Architecture Track

This track has not yet been confirmed for BCYC Immersion 2021.

BCYC Immersion Architecture Track students working in class

Architecture is described as the “Art of Building”. So, why are only some buildings called ‘architecture’? We will look at the history of architecture as an artform under the premise that ideas have consequences even unto the built environment. Great architecture begins with a wonder-filled idea, finds nourishment in the liberal arts, and begins to assume form through a process of drawing—a process distinct to the profession and one that we will explore. From the drafting boards architecture achieves fulfillment in the ‘clothing’ of materials and artistic finishes. We will look at the myriad ways in which architects dress buildings. Historically the classical canons of Decorum, Propriety, and Beauty guided the process of designing and clothing buildings. For example, our ‘fly-over’ of two thousand years of architecture will introduce us to some of the paradigmatic buildings of Western civilization as well as the foundational texts of Vitruvius, Alberti, Palladio, and Thomas Jefferson. Jefferson viewed architecture as uniquely capable of manifesting the core principles of the republic. The influence of his writing and buildings lingers in our towns and cities. The process of uncovering some of those principles will provide some essential clues for grappling with the status of the architectural profession today.

Track Instructor

Dr. Christopher C. Miller
Professor of Architecture

Dr. Christopher Miller

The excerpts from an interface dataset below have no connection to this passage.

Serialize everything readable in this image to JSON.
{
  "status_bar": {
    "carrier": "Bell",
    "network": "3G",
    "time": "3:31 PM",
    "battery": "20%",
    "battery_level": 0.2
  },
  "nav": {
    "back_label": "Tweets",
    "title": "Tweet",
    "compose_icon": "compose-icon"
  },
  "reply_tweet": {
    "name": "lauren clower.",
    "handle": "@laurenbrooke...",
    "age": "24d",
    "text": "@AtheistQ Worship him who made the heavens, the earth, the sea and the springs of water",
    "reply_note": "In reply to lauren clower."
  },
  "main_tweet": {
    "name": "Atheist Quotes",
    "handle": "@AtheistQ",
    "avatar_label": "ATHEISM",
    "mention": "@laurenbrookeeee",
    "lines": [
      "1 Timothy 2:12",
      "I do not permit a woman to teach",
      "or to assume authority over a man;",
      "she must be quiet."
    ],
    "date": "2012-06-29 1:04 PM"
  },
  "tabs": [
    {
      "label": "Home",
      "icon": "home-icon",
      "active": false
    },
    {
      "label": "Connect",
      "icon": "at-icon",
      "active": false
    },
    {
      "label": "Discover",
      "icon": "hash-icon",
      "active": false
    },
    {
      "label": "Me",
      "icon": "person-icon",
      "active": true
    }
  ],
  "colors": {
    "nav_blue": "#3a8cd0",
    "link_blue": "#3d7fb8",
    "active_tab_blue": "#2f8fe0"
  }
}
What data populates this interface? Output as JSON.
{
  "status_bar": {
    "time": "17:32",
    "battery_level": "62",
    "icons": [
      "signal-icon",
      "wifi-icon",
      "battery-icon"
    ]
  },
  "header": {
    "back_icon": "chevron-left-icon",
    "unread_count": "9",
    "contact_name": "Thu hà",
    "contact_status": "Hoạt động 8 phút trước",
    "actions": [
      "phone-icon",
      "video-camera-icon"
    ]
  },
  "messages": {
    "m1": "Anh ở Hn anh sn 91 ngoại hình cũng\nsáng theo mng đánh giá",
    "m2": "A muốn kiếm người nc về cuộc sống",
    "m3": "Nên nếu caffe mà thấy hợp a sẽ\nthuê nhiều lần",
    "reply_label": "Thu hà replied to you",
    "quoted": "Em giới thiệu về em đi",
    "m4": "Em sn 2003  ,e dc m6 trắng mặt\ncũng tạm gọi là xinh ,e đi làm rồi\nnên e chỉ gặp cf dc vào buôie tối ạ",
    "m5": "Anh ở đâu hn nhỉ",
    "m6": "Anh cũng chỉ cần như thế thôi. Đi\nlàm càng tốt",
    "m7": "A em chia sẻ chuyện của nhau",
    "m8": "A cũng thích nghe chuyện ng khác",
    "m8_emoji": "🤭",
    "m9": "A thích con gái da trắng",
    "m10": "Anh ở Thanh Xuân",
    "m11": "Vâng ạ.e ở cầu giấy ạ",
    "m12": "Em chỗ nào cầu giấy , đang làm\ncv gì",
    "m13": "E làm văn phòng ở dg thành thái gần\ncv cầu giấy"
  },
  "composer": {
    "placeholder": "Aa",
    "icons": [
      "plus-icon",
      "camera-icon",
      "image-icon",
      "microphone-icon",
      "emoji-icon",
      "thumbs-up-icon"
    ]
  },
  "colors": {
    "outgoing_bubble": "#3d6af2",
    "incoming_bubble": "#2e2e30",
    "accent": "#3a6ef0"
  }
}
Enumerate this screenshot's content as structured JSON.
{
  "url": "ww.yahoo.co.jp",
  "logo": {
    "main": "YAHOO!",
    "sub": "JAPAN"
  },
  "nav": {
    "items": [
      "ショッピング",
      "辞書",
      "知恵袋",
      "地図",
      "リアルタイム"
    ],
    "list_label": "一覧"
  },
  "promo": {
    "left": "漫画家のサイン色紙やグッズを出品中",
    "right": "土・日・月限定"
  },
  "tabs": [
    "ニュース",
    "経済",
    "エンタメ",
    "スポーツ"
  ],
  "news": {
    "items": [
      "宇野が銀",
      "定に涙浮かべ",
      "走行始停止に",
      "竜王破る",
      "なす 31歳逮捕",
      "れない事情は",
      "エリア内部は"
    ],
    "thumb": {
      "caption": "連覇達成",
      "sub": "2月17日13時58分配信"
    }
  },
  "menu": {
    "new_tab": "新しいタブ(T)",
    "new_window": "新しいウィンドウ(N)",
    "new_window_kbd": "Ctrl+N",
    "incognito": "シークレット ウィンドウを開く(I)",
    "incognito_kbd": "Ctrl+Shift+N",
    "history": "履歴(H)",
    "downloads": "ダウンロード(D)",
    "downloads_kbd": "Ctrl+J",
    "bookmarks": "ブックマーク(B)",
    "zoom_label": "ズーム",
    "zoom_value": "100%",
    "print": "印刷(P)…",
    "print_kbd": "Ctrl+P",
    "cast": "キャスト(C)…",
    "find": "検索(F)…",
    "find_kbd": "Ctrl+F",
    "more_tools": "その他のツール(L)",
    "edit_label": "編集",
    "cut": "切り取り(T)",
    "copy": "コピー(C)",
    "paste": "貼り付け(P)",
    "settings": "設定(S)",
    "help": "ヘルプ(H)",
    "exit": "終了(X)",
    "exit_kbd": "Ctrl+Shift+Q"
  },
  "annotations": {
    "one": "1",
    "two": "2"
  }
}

Dr. Miller joined the faculty at Benedictine College in the fall of 2019 as director of the Architecture Program. He is a member of an international group of academics, sustainability advocates, and urban mission leaders mobilizing for recognition by UN Habitat III of the importance of the built environment and to promote a moral dimension of the cities we build. In 2014, he was a co-author for the endowment brief on “Beauty in the Thriving Cities Project” at the Institute for Advanced Studies, University of Virginia. Just published is “Shaping the World’s Neighborhoods for Urban Shalom,” in Urban Shalom & the Cities We Need and “Coding for Community” Putting Tradition into Practice: Heritage, Place, and Design: Proceedings of the Fifth INTBAU International Annual Event (2017). Underway is a review of Murray Rae’s Architecture and Theology (Baylor 2017).